Alms (means money) for the Poor regarding the use of make-up was its ability to deceive. Make-up
wasn’t only used by men to look younger, or women to attract men, but also used by beggars to fool
people into giving them money. By the sixteenth century, some people began to use make-up as a way
to mimic the look of leprosy so that they could be granted a begging license. Ambroise Paré (1510-
1590), one of the fathers of surgery, related the tale of a beggar caught in in 1520 trying to trick Paré’s
brother Jehan into believing he was a “leper” = a person suffering from leprosy.
The beggar sat in front of a church, with several coins strewn in a handkerchief at his feet. His face was
covered with large pustules, made of a certain strong glue and painted in a livid reddish fashion,
approximating the colour of lepers, and he was very hideous to see, thus out of compassion everyone
gave him alms. The artful imposter tightened, from beneath his cloak, a rag which he had wrapped
around his neck, so as to make the blood mount to his face…After removing the rag, the surgeon
washed his face with warm water, which caused all his pustules to become detached and to fall off, the
beggar confessed that he knew how to counterfeit several illnesses, and that he had never found
greater profit in it than when he counterfeited lepers”.
Cosmetics were becoming lucrative in urban centres and situations such as these gave physicians
reason to pause and consider Galen’s earlier warning about the inclusion of purely cosmetic procedures
with medical ones. Although most medieval medical practitioners didn’t mind mixing cosmetics with
medicine, a growing number began to question their part in aiding people to radically alter or fake their
appearance.
MYTHOLOGY

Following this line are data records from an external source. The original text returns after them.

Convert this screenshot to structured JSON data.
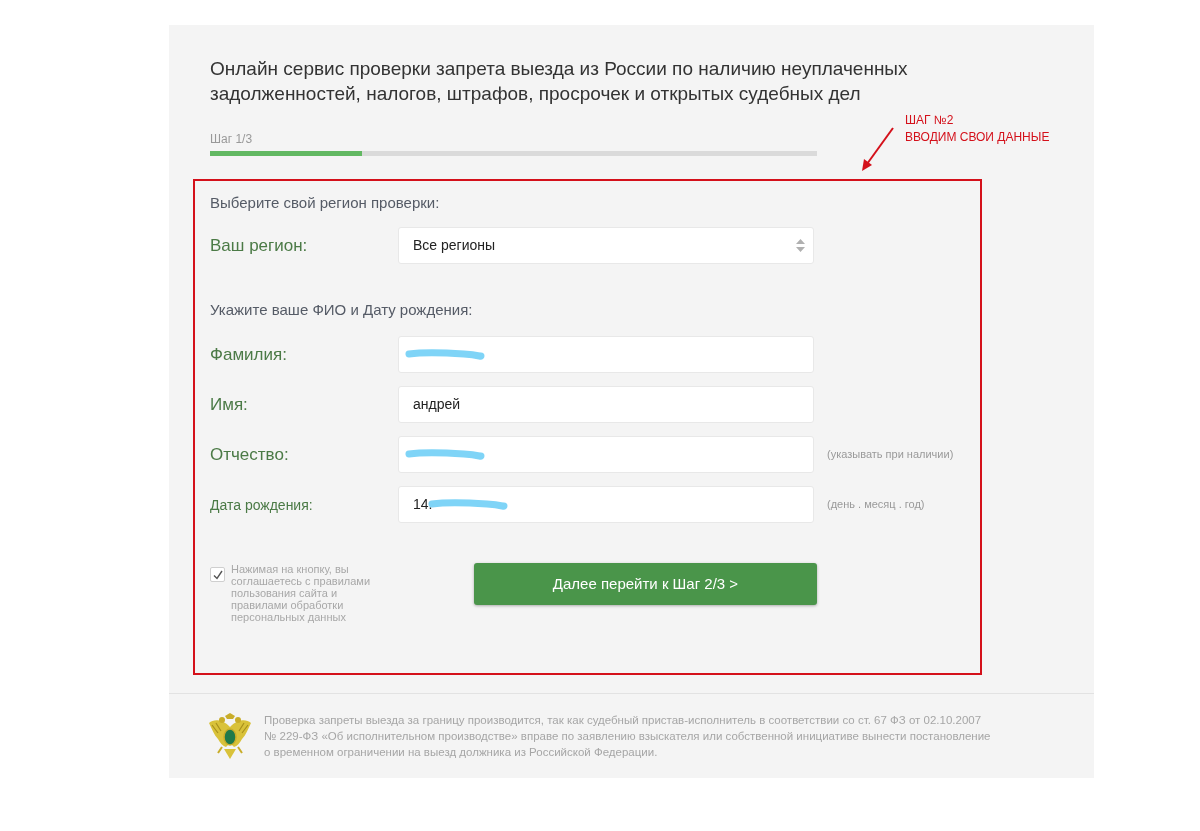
{
  "title_lines": [
    "Онлайн сервис проверки запрета выезда из России по наличию неуплаченных",
    "задолженностей, налогов, штрафов, просрочек и открытых судебных дел"
  ],
  "progress": {
    "label": "Шаг 1/3",
    "level": 0.25
  },
  "annotation": {
    "lines": [
      "ШАГ №2",
      "ВВОДИМ СВОИ ДАННЫЕ"
    ]
  },
  "region_section": {
    "heading": "Выберите свой регион проверки:",
    "label": "Ваш регион:",
    "value": "Все регионы"
  },
  "name_section": {
    "heading": "Укажите ваше ФИО и Дату рождения:",
    "fields": [
      {
        "kind": "large",
        "label": "Фамилия:",
        "redacted": true
      },
      {
        "kind": "large",
        "label": "Имя:",
        "value": "андрей",
        "redacted": false
      },
      {
        "kind": "large",
        "label": "Отчество:",
        "redacted": true,
        "hint": "(указывать при наличии)"
      },
      {
        "kind": "small",
        "label": "Дата рождения:",
        "value": "14.",
        "redacted": true,
        "hint": "(день . месяц . год)"
      }
    ]
  },
  "consent": {
    "checked": true,
    "lines": [
      "Нажимая на кнопку, вы",
      "соглашаетесь с правилами",
      "пользования сайта и",
      "правилами обработки",
      "персональных данных"
    ]
  },
  "submit_button": "Далее перейти к Шаг 2/3 >",
  "footer": {
    "lines": [
      "Проверка запреты выезда за границу производится, так как судебный пристав-исполнитель в соответствии со ст. 67 ФЗ от 02.10.2007",
      "№ 229-ФЗ «Об исполнительном производстве» вправе по заявлению взыскателя или собственной инициативе вынести постановление",
      "о временном ограничении на выезд должника из Российской Федерации."
    ]
  }
}
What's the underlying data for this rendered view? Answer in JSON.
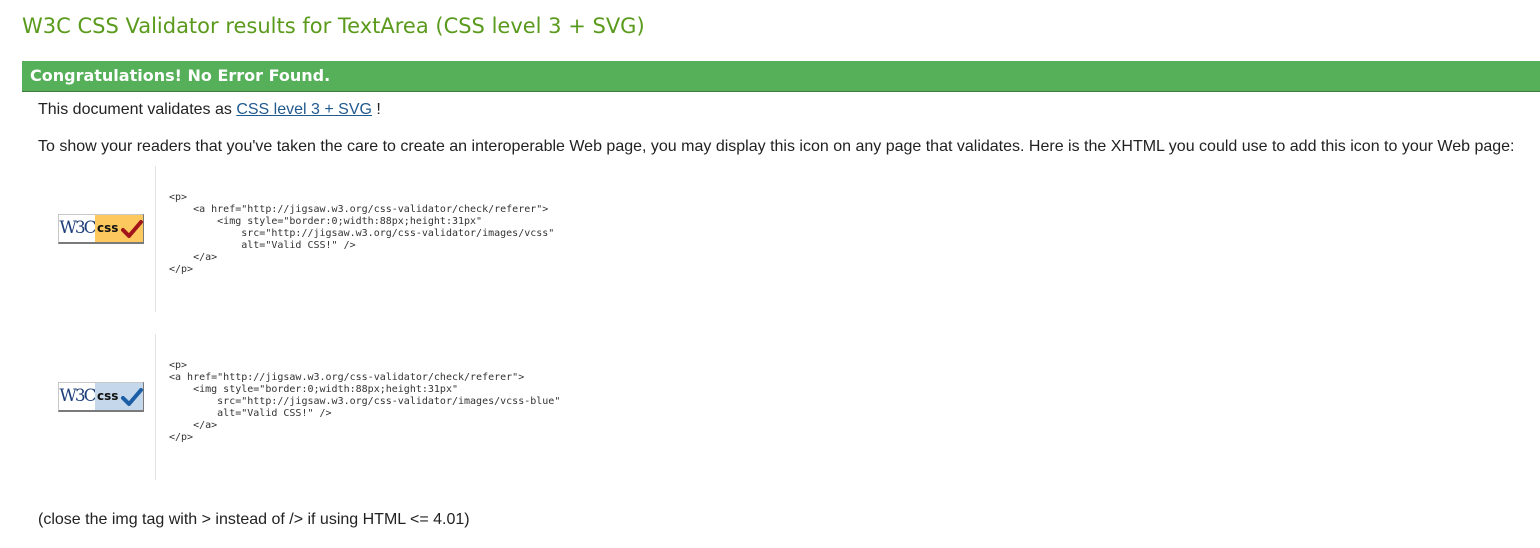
{
  "page_title": "W3C CSS Validator results for TextArea (CSS level 3 + SVG)",
  "banner": {
    "message": "Congratulations! No Error Found.",
    "color": "#56b05a"
  },
  "validates": {
    "prefix": "This document validates as ",
    "link_label": "CSS level 3 + SVG",
    "suffix": " !"
  },
  "show_readers_text": "To show your readers that you've taken the care to create an interoperable Web page, you may display this icon on any page that validates. Here is the XHTML you could use to add this icon to your Web page:",
  "icons": [
    {
      "badge_w3c": "W3C",
      "badge_css": "css",
      "badge_color": "#fdc95e",
      "check_color": "#a3141a",
      "code": "<p>\n    <a href=\"http://jigsaw.w3.org/css-validator/check/referer\">\n        <img style=\"border:0;width:88px;height:31px\"\n            src=\"http://jigsaw.w3.org/css-validator/images/vcss\"\n            alt=\"Valid CSS!\" />\n    </a>\n</p>"
    },
    {
      "badge_w3c": "W3C",
      "badge_css": "css",
      "badge_color": "#c5d7ea",
      "check_color": "#1c5ea6",
      "code": "<p>\n<a href=\"http://jigsaw.w3.org/css-validator/check/referer\">\n    <img style=\"border:0;width:88px;height:31px\"\n        src=\"http://jigsaw.w3.org/css-validator/images/vcss-blue\"\n        alt=\"Valid CSS!\" />\n    </a>\n</p>"
    }
  ],
  "close_note": "(close the img tag with > instead of /> if using HTML <= 4.01)"
}
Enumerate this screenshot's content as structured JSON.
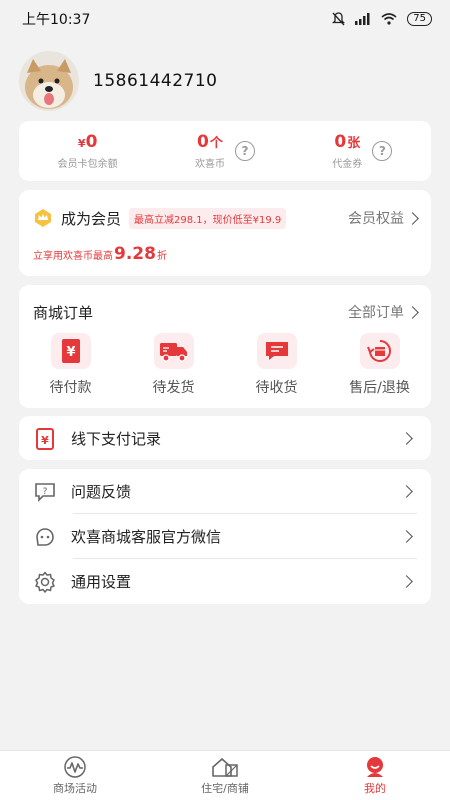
{
  "status_bar": {
    "time": "上午10:37",
    "battery": "75"
  },
  "profile": {
    "phone": "15861442710"
  },
  "wallet": {
    "balance_prefix": "¥",
    "balance_value": "0",
    "balance_label": "会员卡包余额",
    "coins_value": "0",
    "coins_unit": "个",
    "coins_label": "欢喜币",
    "coupons_value": "0",
    "coupons_unit": "张",
    "coupons_label": "代金券",
    "help_glyph": "?"
  },
  "member": {
    "title": "成为会员",
    "promo": "最高立减298.1，现价低至¥19.9",
    "link": "会员权益",
    "desc_prefix": "立享用欢喜币最高",
    "desc_number": "9.28",
    "desc_suffix": "折"
  },
  "orders": {
    "title": "商城订单",
    "all_link": "全部订单",
    "items": [
      {
        "label": "待付款",
        "icon": "yen-icon"
      },
      {
        "label": "待发货",
        "icon": "truck-icon"
      },
      {
        "label": "待收货",
        "icon": "message-icon"
      },
      {
        "label": "售后/退换",
        "icon": "return-icon"
      }
    ]
  },
  "offline": {
    "label": "线下支付记录"
  },
  "settings": {
    "items": [
      {
        "label": "问题反馈"
      },
      {
        "label": "欢喜商城客服官方微信"
      },
      {
        "label": "通用设置"
      }
    ]
  },
  "tabbar": {
    "items": [
      {
        "label": "商场活动"
      },
      {
        "label": "住宅/商铺"
      },
      {
        "label": "我的"
      }
    ]
  },
  "colors": {
    "accent": "#e5383b",
    "background": "#f2f2f2"
  }
}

Bullet point this


Too tell a story counterfeited lepers
Makeup to make Leprosy used by beggars to
fool people into giving them money.
By the sixteenth century, some people
began to use make-up as a way to mimic
the look of leprosy so that they could be
granted a begging license
Although most medieval medical
practitioners didn’t mind mixing cosmetics
with medicine, a growing number began to
question their part in aiding people to
radically alter or fake their appearance. leprosy
THE GENDER GAP
Social Connection

Whats the Social Connection in relation to do with the job?


It’s a relationship Community
One of them is Starnow www.Starnow.com International Talent Directory and
Community
NZ wide 182
Male 21, .. Female 161
Auckland 111
female 102 , male 9
International 4,255
Makeup Artist
to Katy Perry

Celebrity Makeup
Artist Jake Bailey
(1978-2015)
Sir Richard Taylor

Special Effects, Design


Make Up Artist
Conclusion

Samala Robinson Academy, Makeup


Artist Tutor
https://youtu.be/EyCZPcGUN6A
The End
notes

Ideology? of make up
Opening statement
Conclusion close with mythology
Delete sides
Keep? Delete slide ?
Email copy
Hi Paul,
Currently the majority of your presentation is describing a job scope, MUA, the expected salary
range, the number of MUAs in NZ, etc.
The content for your presentation must be according to the criteria stated in the assignment brief,
this subject is about Sociology, you have to apply what you learned during the lectures:
What does a MUA do in terms of mythology? The makeup applied to a face tells a myth, a story
for example?
In what social context does a MUA do for a person, why does a person need makeup, to fit into
society, to have a persona, a front?
Is it a social norm to have makeup? Does it apply to women only or men too? How do societies in
the world value makeup? Are there societies that value scarring a face as part of their culture?
You have to be on topic in order to pass your presentation.
Jame
26/09/2016 Email reply jame
Hi Paul,
You should have a proper introduction to makeup, how it started.
Is the makeup for leprosy the first instance of using makeup?
Or did the Egyptians or Romans or Chinese and other cultures start it?
I feel it is too sudden to go right into the leprosy slide.
I can’t comment on the Social Change segment of your presentation as you did not put any content in the
slides,
I have no idea what you are going to talk about.
The same feedback about Gender Gap, you did not mentioned what you are talking about..
The slides that you wanted to delete at the end might be useful, about the Elizabethan Era, Renaissance Era,
etc
Regars,
Jame
First Make up
Contents

➢Mythology
➢Gender Gap? (Percentage?) ?

Related Interests